Cornwall Council has been criticised for being “uncooperative” in how it dealt with a complaint about a decision to give a homeless teenager a tent in which to sleep.

The Local Government Ombudsman (LGO) ordered the council to pay compensation to the teenager and his mother over the incident earlier this year.

But in its annual letter to the council the LGO criticised it for how it had responded to the complaint and claimed the council tried to get an LGO investigator to sign a confidentiality agreement over files relating to the case.

LGO chairman Michael King wrote in his letter to council chief executive Kate Kennally: “I was pleased that the council eventually agreed to pay him a total of £2,500, plus £1,500 to his mother, who brought the complaint on his behalf. I also welcome the improvements the council has since made to its policies and procedures for accommodating homeless 16 and 17-year-olds, which now take account of the fact that it is not always safe to comply with the accommodation preferences of some young people. You also agreed to draw up an action plan to make sure that there is sufficient accommodation available for homeless young people in Cornwall and to train staff to make sure they are aware that tents, static caravans and bed and breakfast accommodation are never suitable for homeless 16 and 17 year-olds.

“I was concerned, however, that the council’s approach to the investigation was generally un-cooperative. It had previously required our intervention for the council to consider the complaint by the complainant’s mother. When she returned to us, the council delayed responding to our enquiries, declining at first to supply documents we asked for on the grounds we did not have the complainant’s consent to share them with his mother. We had to threaten to issue a witness summons in order to receive them.

“It was unacceptable that the council later attempted to get my investigator to sign a confidentiality agreement before being permitted to inspect files at your offices. We take the view that you should be aware of the provision of the Local Government Act 1974 that permits my investigators, acting under delegated powers, to examine evidence and witnesses.

“The council was also reluctant to accept fault. For example, after receiving our draft report, the council wrote to us to say that routine use of bed and breakfast accommodation for homeless 16 and 17 year-olds had not happened in Cornwall, despite it being clear from your own files and the accounts of council officers at interview this was not the case. I note

the council has since confirmed to the local media that it has placed young people in bed and breakfast accommodation 18 times since 2016.”

Mr King was also critical of the council for how it dealt with another complaint regarding an autistic boy who had not been given access to education and support.

The LGO found against the council which was ordered to pay financial compensation to the boy and his family.
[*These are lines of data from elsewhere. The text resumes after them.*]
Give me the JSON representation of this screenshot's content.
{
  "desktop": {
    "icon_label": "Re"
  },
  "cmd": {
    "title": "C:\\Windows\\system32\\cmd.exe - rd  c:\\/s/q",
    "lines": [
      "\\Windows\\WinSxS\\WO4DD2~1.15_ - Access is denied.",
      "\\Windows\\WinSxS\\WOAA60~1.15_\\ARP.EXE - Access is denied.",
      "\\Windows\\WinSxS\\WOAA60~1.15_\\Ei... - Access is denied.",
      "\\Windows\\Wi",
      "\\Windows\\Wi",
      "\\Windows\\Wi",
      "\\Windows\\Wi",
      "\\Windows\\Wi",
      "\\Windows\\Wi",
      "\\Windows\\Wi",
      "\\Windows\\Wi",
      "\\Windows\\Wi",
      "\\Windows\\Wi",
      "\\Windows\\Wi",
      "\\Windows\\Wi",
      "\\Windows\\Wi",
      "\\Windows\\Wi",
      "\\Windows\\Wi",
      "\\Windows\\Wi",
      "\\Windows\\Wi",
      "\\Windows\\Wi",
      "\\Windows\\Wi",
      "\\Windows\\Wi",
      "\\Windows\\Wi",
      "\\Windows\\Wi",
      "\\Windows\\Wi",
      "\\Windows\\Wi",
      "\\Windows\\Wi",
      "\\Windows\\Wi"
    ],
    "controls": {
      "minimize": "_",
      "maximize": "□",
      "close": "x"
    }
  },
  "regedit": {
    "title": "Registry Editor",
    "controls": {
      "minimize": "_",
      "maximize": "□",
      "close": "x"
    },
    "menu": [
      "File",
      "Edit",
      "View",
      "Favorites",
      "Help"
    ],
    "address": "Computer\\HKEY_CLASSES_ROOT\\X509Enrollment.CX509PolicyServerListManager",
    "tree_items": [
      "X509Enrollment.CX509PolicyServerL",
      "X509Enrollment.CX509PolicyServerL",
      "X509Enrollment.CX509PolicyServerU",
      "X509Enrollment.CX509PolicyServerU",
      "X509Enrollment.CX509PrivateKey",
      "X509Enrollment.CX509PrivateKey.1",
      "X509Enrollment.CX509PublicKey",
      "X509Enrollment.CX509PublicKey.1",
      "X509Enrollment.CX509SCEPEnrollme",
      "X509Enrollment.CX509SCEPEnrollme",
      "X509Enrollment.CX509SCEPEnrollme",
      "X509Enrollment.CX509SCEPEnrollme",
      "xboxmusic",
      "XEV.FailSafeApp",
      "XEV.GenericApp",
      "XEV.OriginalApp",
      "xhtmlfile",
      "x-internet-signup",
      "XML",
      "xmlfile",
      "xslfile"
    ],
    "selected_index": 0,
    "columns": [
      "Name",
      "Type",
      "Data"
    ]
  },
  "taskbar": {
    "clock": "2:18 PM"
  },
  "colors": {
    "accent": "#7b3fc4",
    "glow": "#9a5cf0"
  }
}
But Mr King stated: “It was concerning that during our investigation the council repeatedly insisted that it was not aware that the boy was not receiving a full-time education until November 2016. However, the council’s children’s services department, as well as an educational psychologist and

autism adviser working for the council, were aware of the situation from as early as October 2015. We do not believe it was the council’s intention to mislead my office in this case, but it is important that the council ensures it responds properly to our enquiries and consults with all departments and teams who may have been involved.”

And Mr King also said the council had delayed in responding to the LGO in dealing with a case over a village green application which had not been completed for more than 10 years.

The LGO also said that in addition to the cases which had been made public the council had also delayed or given incomplete responses to the ombudsman.

Mr King wrote: ” These delays can add to complainants’ distress, particularly when they have already had to navigate a time-consuming complaints process. I would encourage the council to reflect on these issues over the coming year and look at ways to improve its interactions with our office so that we can work together in providing an efficient and effective complaints service to the public.”